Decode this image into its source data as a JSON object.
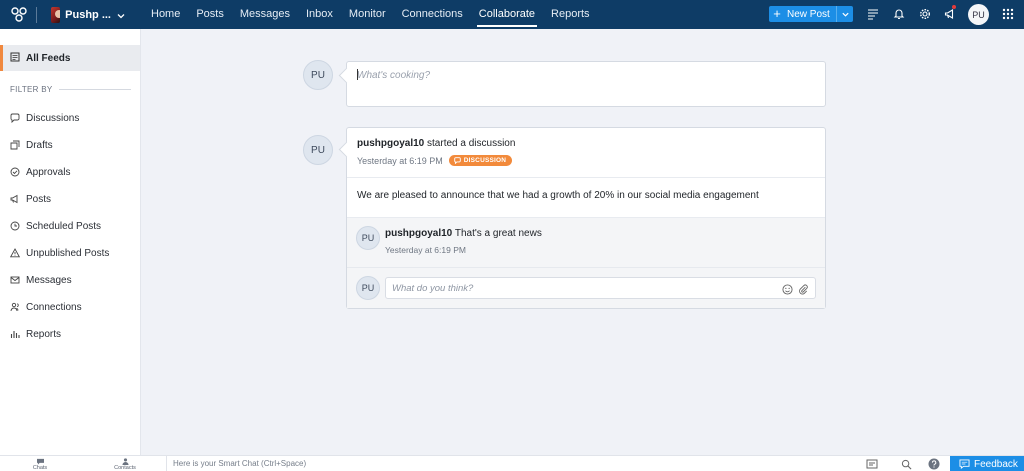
{
  "topbar": {
    "brand_name": "Pushp ...",
    "nav": [
      "Home",
      "Posts",
      "Messages",
      "Inbox",
      "Monitor",
      "Connections",
      "Collaborate",
      "Reports"
    ],
    "active_nav": "Collaborate",
    "new_post_label": "New Post",
    "avatar_initials": "PU",
    "icons": [
      "app-logo-icon",
      "chevron-down-icon",
      "plus-icon",
      "list-icon",
      "bell-icon",
      "gear-icon",
      "megaphone-icon",
      "grid-icon"
    ],
    "colors": {
      "bar": "#0e3c66",
      "accent": "#1c8ee6"
    }
  },
  "sidebar": {
    "all_feeds": "All Feeds",
    "filter_label": "FILTER BY",
    "items": [
      {
        "label": "Discussions",
        "icon": "chat-bubble-icon"
      },
      {
        "label": "Drafts",
        "icon": "drafts-icon"
      },
      {
        "label": "Approvals",
        "icon": "check-circle-icon"
      },
      {
        "label": "Posts",
        "icon": "megaphone-icon"
      },
      {
        "label": "Scheduled Posts",
        "icon": "clock-icon"
      },
      {
        "label": "Unpublished Posts",
        "icon": "warning-icon"
      },
      {
        "label": "Messages",
        "icon": "envelope-icon"
      },
      {
        "label": "Connections",
        "icon": "people-icon"
      },
      {
        "label": "Reports",
        "icon": "bar-chart-icon"
      }
    ],
    "active_color": "#f0883e"
  },
  "compose": {
    "avatar_initials": "PU",
    "placeholder": "What's cooking?"
  },
  "post": {
    "avatar_initials": "PU",
    "user": "pushpgoyal10",
    "action": "started a discussion",
    "time": "Yesterday at 6:19 PM",
    "badge": "DISCUSSION",
    "body": "We are pleased to announce that we had a growth of 20% in our social media engagement",
    "badge_color": "#f28a3b"
  },
  "comment": {
    "avatar_initials": "PU",
    "user": "pushpgoyal10",
    "text": "That's a great news",
    "time": "Yesterday at 6:19 PM"
  },
  "reply": {
    "avatar_initials": "PU",
    "placeholder": "What do you think?"
  },
  "bottombar": {
    "chats": "Chats",
    "contacts": "Contacts",
    "smart_chat": "Here is your Smart Chat (Ctrl+Space)",
    "feedback": "Feedback"
  }
}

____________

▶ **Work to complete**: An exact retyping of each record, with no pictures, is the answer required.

▶ **Expected output**:
Decode this image into its source data as a JSON object.
{
  "topbar": {
    "brand_name": "Pushp ...",
    "nav": [
      "Home",
      "Posts",
      "Messages",
      "Inbox",
      "Monitor",
      "Connections",
      "Collaborate",
      "Reports"
    ],
    "active_nav": "Collaborate",
    "new_post_label": "New Post",
    "avatar_initials": "PU",
    "icons": [
      "app-logo-icon",
      "chevron-down-icon",
      "plus-icon",
      "list-icon",
      "bell-icon",
      "gear-icon",
      "megaphone-icon",
      "grid-icon"
    ],
    "colors": {
      "bar": "#0e3c66",
      "accent": "#1c8ee6"
    }
  },
  "sidebar": {
    "all_feeds": "All Feeds",
    "filter_label": "FILTER BY",
    "items": [
      {
        "label": "Discussions",
        "icon": "chat-bubble-icon"
      },
      {
        "label": "Drafts",
        "icon": "drafts-icon"
      },
      {
        "label": "Approvals",
        "icon": "check-circle-icon"
      },
      {
        "label": "Posts",
        "icon": "megaphone-icon"
      },
      {
        "label": "Scheduled Posts",
        "icon": "clock-icon"
      },
      {
        "label": "Unpublished Posts",
        "icon": "warning-icon"
      },
      {
        "label": "Messages",
        "icon": "envelope-icon"
      },
      {
        "label": "Connections",
        "icon": "people-icon"
      },
      {
        "label": "Reports",
        "icon": "bar-chart-icon"
      }
    ],
    "active_color": "#f0883e"
  },
  "compose": {
    "avatar_initials": "PU",
    "placeholder": "What's cooking?"
  },
  "post": {
    "avatar_initials": "PU",
    "user": "pushpgoyal10",
    "action": "started a discussion",
    "time": "Yesterday at 6:19 PM",
    "badge": "DISCUSSION",
    "body": "We are pleased to announce that we had a growth of 20% in our social media engagement",
    "badge_color": "#f28a3b"
  },
  "comment": {
    "avatar_initials": "PU",
    "user": "pushpgoyal10",
    "text": "That's a great news",
    "time": "Yesterday at 6:19 PM"
  },
  "reply": {
    "avatar_initials": "PU",
    "placeholder": "What do you think?"
  },
  "bottombar": {
    "chats": "Chats",
    "contacts": "Contacts",
    "smart_chat": "Here is your Smart Chat (Ctrl+Space)",
    "feedback": "Feedback"
  }
}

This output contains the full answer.